--- START ---

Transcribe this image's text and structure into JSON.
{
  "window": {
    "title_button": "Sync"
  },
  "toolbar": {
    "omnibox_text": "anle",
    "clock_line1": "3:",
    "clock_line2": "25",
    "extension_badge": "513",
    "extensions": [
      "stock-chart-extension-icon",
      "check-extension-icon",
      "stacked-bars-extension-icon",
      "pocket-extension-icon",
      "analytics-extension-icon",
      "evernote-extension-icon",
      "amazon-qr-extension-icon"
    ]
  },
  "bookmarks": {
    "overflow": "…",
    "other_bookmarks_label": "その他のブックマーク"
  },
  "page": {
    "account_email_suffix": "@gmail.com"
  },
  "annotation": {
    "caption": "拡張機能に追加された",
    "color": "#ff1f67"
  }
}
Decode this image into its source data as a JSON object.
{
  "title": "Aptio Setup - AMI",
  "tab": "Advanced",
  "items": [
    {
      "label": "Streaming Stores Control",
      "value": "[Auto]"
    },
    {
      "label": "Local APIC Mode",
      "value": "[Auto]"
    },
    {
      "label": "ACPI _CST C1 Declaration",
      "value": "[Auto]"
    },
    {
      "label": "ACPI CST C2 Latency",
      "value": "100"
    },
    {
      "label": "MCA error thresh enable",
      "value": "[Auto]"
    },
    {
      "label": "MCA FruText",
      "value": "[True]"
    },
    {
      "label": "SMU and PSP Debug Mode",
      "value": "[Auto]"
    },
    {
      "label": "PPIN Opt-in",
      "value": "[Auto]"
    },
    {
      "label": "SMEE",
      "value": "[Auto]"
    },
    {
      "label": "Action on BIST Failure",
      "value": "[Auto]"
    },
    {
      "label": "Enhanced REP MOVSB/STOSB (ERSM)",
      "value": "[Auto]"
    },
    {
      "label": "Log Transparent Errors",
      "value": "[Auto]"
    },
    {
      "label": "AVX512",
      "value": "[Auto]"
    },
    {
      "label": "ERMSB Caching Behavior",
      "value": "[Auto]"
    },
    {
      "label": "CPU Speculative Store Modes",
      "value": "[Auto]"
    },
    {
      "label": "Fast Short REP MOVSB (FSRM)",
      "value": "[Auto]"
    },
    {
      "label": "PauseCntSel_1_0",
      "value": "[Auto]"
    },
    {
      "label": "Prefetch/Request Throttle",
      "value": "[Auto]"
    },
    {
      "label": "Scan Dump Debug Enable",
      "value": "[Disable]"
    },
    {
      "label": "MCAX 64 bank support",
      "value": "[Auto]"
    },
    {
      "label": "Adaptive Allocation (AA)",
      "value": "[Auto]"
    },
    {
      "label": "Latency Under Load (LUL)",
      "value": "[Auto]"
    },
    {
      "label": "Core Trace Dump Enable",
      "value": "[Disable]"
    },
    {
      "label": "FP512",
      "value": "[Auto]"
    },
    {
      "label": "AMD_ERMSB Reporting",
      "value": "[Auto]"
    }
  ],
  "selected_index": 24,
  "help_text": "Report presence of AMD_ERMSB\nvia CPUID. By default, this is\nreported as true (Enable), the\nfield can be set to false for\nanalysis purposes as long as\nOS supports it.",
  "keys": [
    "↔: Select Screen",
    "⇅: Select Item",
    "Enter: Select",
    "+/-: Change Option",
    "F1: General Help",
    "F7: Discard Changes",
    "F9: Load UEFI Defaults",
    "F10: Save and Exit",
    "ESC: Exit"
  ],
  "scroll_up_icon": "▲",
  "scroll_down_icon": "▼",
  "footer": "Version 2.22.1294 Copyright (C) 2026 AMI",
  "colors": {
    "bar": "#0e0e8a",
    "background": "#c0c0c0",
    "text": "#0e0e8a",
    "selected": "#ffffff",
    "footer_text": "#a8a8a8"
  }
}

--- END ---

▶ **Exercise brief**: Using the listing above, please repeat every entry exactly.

▶ **Reply to the exercise**:
Transcribe this image's text and structure into JSON.
{
  "window": {
    "title_button": "Sync"
  },
  "toolbar": {
    "omnibox_text": "anle",
    "clock_line1": "3:",
    "clock_line2": "25",
    "extension_badge": "513",
    "extensions": [
      "stock-chart-extension-icon",
      "check-extension-icon",
      "stacked-bars-extension-icon",
      "pocket-extension-icon",
      "analytics-extension-icon",
      "evernote-extension-icon",
      "amazon-qr-extension-icon"
    ]
  },
  "bookmarks": {
    "overflow": "…",
    "other_bookmarks_label": "その他のブックマーク"
  },
  "page": {
    "account_email_suffix": "@gmail.com"
  },
  "annotation": {
    "caption": "拡張機能に追加された",
    "color": "#ff1f67"
  }
}
Decode this image into its source data as a JSON object.
{
  "title": "Aptio Setup - AMI",
  "tab": "Advanced",
  "items": [
    {
      "label": "Streaming Stores Control",
      "value": "[Auto]"
    },
    {
      "label": "Local APIC Mode",
      "value": "[Auto]"
    },
    {
      "label": "ACPI _CST C1 Declaration",
      "value": "[Auto]"
    },
    {
      "label": "ACPI CST C2 Latency",
      "value": "100"
    },
    {
      "label": "MCA error thresh enable",
      "value": "[Auto]"
    },
    {
      "label": "MCA FruText",
      "value": "[True]"
    },
    {
      "label": "SMU and PSP Debug Mode",
      "value": "[Auto]"
    },
    {
      "label": "PPIN Opt-in",
      "value": "[Auto]"
    },
    {
      "label": "SMEE",
      "value": "[Auto]"
    },
    {
      "label": "Action on BIST Failure",
      "value": "[Auto]"
    },
    {
      "label": "Enhanced REP MOVSB/STOSB (ERSM)",
      "value": "[Auto]"
    },
    {
      "label": "Log Transparent Errors",
      "value": "[Auto]"
    },
    {
      "label": "AVX512",
      "value": "[Auto]"
    },
    {
      "label": "ERMSB Caching Behavior",
      "value": "[Auto]"
    },
    {
      "label": "CPU Speculative Store Modes",
      "value": "[Auto]"
    },
    {
      "label": "Fast Short REP MOVSB (FSRM)",
      "value": "[Auto]"
    },
    {
      "label": "PauseCntSel_1_0",
      "value": "[Auto]"
    },
    {
      "label": "Prefetch/Request Throttle",
      "value": "[Auto]"
    },
    {
      "label": "Scan Dump Debug Enable",
      "value": "[Disable]"
    },
    {
      "label": "MCAX 64 bank support",
      "value": "[Auto]"
    },
    {
      "label": "Adaptive Allocation (AA)",
      "value": "[Auto]"
    },
    {
      "label": "Latency Under Load (LUL)",
      "value": "[Auto]"
    },
    {
      "label": "Core Trace Dump Enable",
      "value": "[Disable]"
    },
    {
      "label": "FP512",
      "value": "[Auto]"
    },
    {
      "label": "AMD_ERMSB Reporting",
      "value": "[Auto]"
    }
  ],
  "selected_index": 24,
  "help_text": "Report presence of AMD_ERMSB\nvia CPUID. By default, this is\nreported as true (Enable), the\nfield can be set to false for\nanalysis purposes as long as\nOS supports it.",
  "keys": [
    "↔: Select Screen",
    "⇅: Select Item",
    "Enter: Select",
    "+/-: Change Option",
    "F1: General Help",
    "F7: Discard Changes",
    "F9: Load UEFI Defaults",
    "F10: Save and Exit",
    "ESC: Exit"
  ],
  "scroll_up_icon": "▲",
  "scroll_down_icon": "▼",
  "footer": "Version 2.22.1294 Copyright (C) 2026 AMI",
  "colors": {
    "bar": "#0e0e8a",
    "background": "#c0c0c0",
    "text": "#0e0e8a",
    "selected": "#ffffff",
    "footer_text": "#a8a8a8"
  }
}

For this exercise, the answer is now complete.